A frank carpal instability pattern is a contraindication since release of the volar and/or dorsal extrinsic ligaments would likely exacerbate this condition. Similarly significant posttraumatic OA will limit any ultimate gains. Division of the radioscaphocapitate (RSC), long radiolunate (LRL) and short radiolunate (SRL) ligaments should be performed with caution in patients who are at risk for ulnar translocation such as those patients with rheumatoid arthritis and those who have undergone previous radial styloidectomies. Patients who cannot comply with postoperative dynamic/static progressive splinting due to low pain threshold or psychological disorder are not appropriate candidates.

Surgical Technique
Volar Capsulotomy
A blunt trocar and cannula are initially inserted in the 3-/,4 portal and used in a sweeping fashion to clear a path. A full radius resector is used to clear adhesions. The radial artery passes within 5.2 mm, the median nerve 6.9 mm and the ulnar nerve passes within 6.7 mm of the volar capsule, which should be kept in mind. An arthroscopic knife is introduced through a cannula in the 4-/,5 portal (link to capsulotomy 1,2). The RSC ligament is gently divided until the volar capsular fat and/or the flexor carpi radialis tendon is seen. The ulnolunate and ulnotriquetral ligaments should not be released in the presence of a ulnotriquetral joint instability since in sectioning studies this combination results in a volar intercalated segmental instability (VISI) pattern, especially when the dorsal radiocarpal ligament is also released.

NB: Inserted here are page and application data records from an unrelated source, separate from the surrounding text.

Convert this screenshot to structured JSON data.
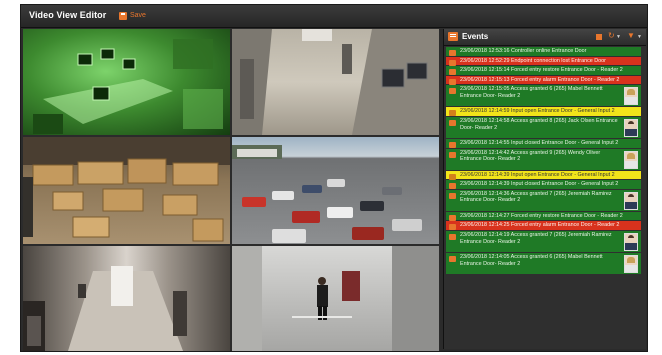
{
  "app": {
    "title": "Video View Editor",
    "save_label": "Save"
  },
  "events_panel": {
    "title": "Events",
    "items": [
      {
        "color": "green",
        "text": "23/06/2018 12:53:16 Controller online  Entrance Door",
        "photo": false
      },
      {
        "color": "red",
        "text": "23/06/2018 12:52:29 Endpoint connection lost  Entrance Door",
        "photo": false
      },
      {
        "color": "green",
        "text": "23/06/2018 12:15:14 Forced entry restore  Entrance Door - Reader 2",
        "photo": false
      },
      {
        "color": "red",
        "text": "23/06/2018 12:15:13 Forced entry alarm  Entrance Door - Reader 2",
        "photo": false
      },
      {
        "color": "green",
        "text": "23/06/2018 12:15:05 Access granted  6 (265) Mabel Bennett  Entrance Door- Reader 2",
        "photo": true,
        "photo_style": "f"
      },
      {
        "color": "yellow",
        "text": "23/06/2018 12:14:59  Input open  Entrance Door - General Input 2",
        "photo": false
      },
      {
        "color": "green",
        "text": "23/06/2018 12:14:58 Access granted  8 (265) Jack Olsen  Entrance Door- Reader 2",
        "photo": true,
        "photo_style": "m"
      },
      {
        "color": "green",
        "text": "23/06/2018 12:14:55  Input closed  Entrance Door - General Input 2",
        "photo": false
      },
      {
        "color": "green",
        "text": "23/06/2018 12:14:42 Access granted  9 (265) Wendy Oliver  Entrance Door- Reader 2",
        "photo": true,
        "photo_style": "f"
      },
      {
        "color": "yellow",
        "text": "23/06/2018 12:14:39  Input open  Entrance Door - General Input 2",
        "photo": false
      },
      {
        "color": "green",
        "text": "23/06/2018 12:14:39  Input closed  Entrance Door - General Input 2",
        "photo": false
      },
      {
        "color": "green",
        "text": "23/06/2018 12:14:36 Access granted  7 (265) Jeremiah Ramirez  Entrance Door- Reader 2",
        "photo": true,
        "photo_style": "m"
      },
      {
        "color": "green",
        "text": "23/06/2018 12:14:27 Forced entry restore  Entrance Door - Reader 2",
        "photo": false
      },
      {
        "color": "red",
        "text": "23/06/2018 12:14:25 Forced entry alarm  Entrance Door - Reader 2",
        "photo": false
      },
      {
        "color": "green",
        "text": "23/06/2018 12:14:19 Access granted  7 (265) Jeremiah Ramirez  Entrance Door- Reader 2",
        "photo": true,
        "photo_style": "m"
      },
      {
        "color": "green",
        "text": "23/06/2018 12:14:05 Access granted  6 (265) Mabel Bennett  Entrance Door- Reader 2",
        "photo": true,
        "photo_style": "f"
      }
    ]
  },
  "cameras": [
    {
      "id": "office-night-vision"
    },
    {
      "id": "warehouse-aisles"
    },
    {
      "id": "warehouse-boxes"
    },
    {
      "id": "parking-lot"
    },
    {
      "id": "corridor"
    },
    {
      "id": "lobby-person"
    }
  ],
  "colors": {
    "accent": "#e8762d",
    "event_green": "#1f7a26",
    "event_red": "#d8321d",
    "event_yellow": "#f2e41a"
  }
}
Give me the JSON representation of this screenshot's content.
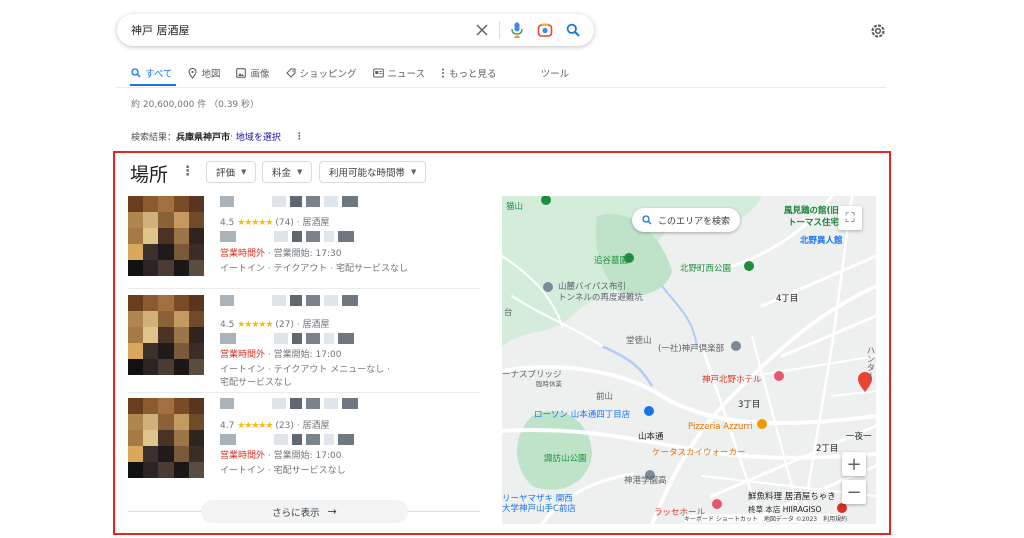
{
  "search": {
    "query": "神戸 居酒屋"
  },
  "tabs": [
    {
      "label": "すべて",
      "icon": "search-icon",
      "active": true
    },
    {
      "label": "地図",
      "icon": "map-pin-icon"
    },
    {
      "label": "画像",
      "icon": "image-icon"
    },
    {
      "label": "ショッピング",
      "icon": "tag-icon"
    },
    {
      "label": "ニュース",
      "icon": "news-icon"
    },
    {
      "label": "もっと見る",
      "icon": "more-vert-icon"
    },
    {
      "label": "ツール"
    }
  ],
  "stats": "約 20,600,000 件 （0.39 秒）",
  "location": {
    "prefix": "検索結果：",
    "place": "兵庫県神戸市",
    "sep": " · ",
    "link": "地域を選択"
  },
  "local_pack": {
    "title": "場所",
    "filters": [
      "評価",
      "料金",
      "利用可能な時間帯"
    ],
    "results": [
      {
        "rating": "4.5",
        "stars": "★★★★★",
        "reviews": "(74)",
        "category": "居酒屋",
        "status_closed": "営業時間外",
        "status_rest": " · 営業開始: 17:30",
        "services_1": "イートイン · テイクアウト · 宅配サービスなし",
        "services_2": ""
      },
      {
        "rating": "4.5",
        "stars": "★★★★★",
        "reviews": "(27)",
        "category": "居酒屋",
        "status_closed": "営業時間外",
        "status_rest": " · 営業開始: 17:00",
        "services_1": "イートイン · テイクアウト メニューなし ·",
        "services_2": "宅配サービスなし"
      },
      {
        "rating": "4.7",
        "stars": "★★★★★",
        "reviews": "(23)",
        "category": "居酒屋",
        "status_closed": "営業時間外",
        "status_rest": " · 営業開始: 17:00",
        "services_1": "イートイン · 宅配サービスなし",
        "services_2": ""
      }
    ],
    "more_label": "さらに表示"
  },
  "map": {
    "search_area": "このエリアを検索",
    "labels": {
      "kazamidori": "風見鶏の館(旧",
      "thomas": "トーマス住宅",
      "kitano_ijinkan": "北野異人館",
      "oitani": "追谷墓園",
      "kitano_park": "北野町西公園",
      "bypass_1": "山麓バイパス布引",
      "bypass_2": "トンネルの再度避難坑",
      "dotokuyama": "堂徳山",
      "club": "(一社)神戸倶楽部",
      "bridge": "ーナスブリッジ",
      "rest": "臨時休業",
      "maeyama": "前山",
      "hotel": "神戸北野ホテル",
      "lawson": "ローソン 山本通四丁目店",
      "yamamoto": "山本通",
      "pizzeria": "Pizzeria Azzurri",
      "kakesu": "ケータスカイウォーカー",
      "suwayama": "諏訪山公園",
      "shinko": "神港学園高",
      "ryuya_1": "リーヤマザキ 関西",
      "ryuya_2": "大学神戸山手C前店",
      "lasse": "ラッセホール",
      "sengyo": "鮮魚料理 居酒屋ちゃき",
      "hiiragi": "柊草 本店 HIIRAGISO",
      "cho4": "4丁目",
      "cho3": "3丁目",
      "cho2": "2丁目",
      "cho1": "一夜一",
      "nunodai": "台",
      "hanta": "ハンター",
      "taki": "猫山"
    },
    "attribution": "キーボード ショートカット　地図データ ©2023　利用規約"
  },
  "colors": {
    "accent": "#1a73e8",
    "frame": "#e52521",
    "closed": "#d93025",
    "star": "#fbbc04"
  }
}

Dorsal Capsulotomy
It is the author’s preference to view through the VR portal, although the 1-/,2 portal may be substituted. In patients with a partial or complete SLIL tear, sectioning the DRCL should be done with caution since it may exacerbate any pre-existing scapholunate instability. An arthroscopic knife is introduced through a cannula placed in the 3-/,4 portal (link to capsulotomy 3). The dorsal capsule and the DRCL are gently sectioned until the dorsal capsular fat and/or the extensor tendons can be seen. Bain uses an umbilical tape to retract and protect the extensor tendons. If it is desirable to release the dorsoulnar capsule it is necessary to establish a VU portal, or to view through the 6U portal. The adhesions are cleared through utilizing the 4-/,5 and 6R portals and then a capsulotomy is performed in a similar fashion. Postoperatively the patient is placed in a bulky splint for 2-3 days to reduce hematoma formation followed by aggressive wrist mobilization.

Osterman described his experience with 23 patients with an average preoperative wrist flexion of 5° and extension of 15°. At a 2 year follow up flexion improved to 48°and extension to 58°. Hatori et al noted an average increase of 22° in their series of 11 patients. Luchetti et al reported on 28 patients. Radiocarpal, midcarpal and distal radioulnar portals were used. At a mean of 28 months wrist flexion/extension increased from an average of 84° degrees to 99° degrees and mean pronation/supination increased from 144 degrees to 159 degrees.

Work Considerations
Most people can perform one-handed work activity by the 2nd week followed by light duty including clerical work at 6-8 weeks. Heavy manual labor can often be resumed by 8 -12 weeks.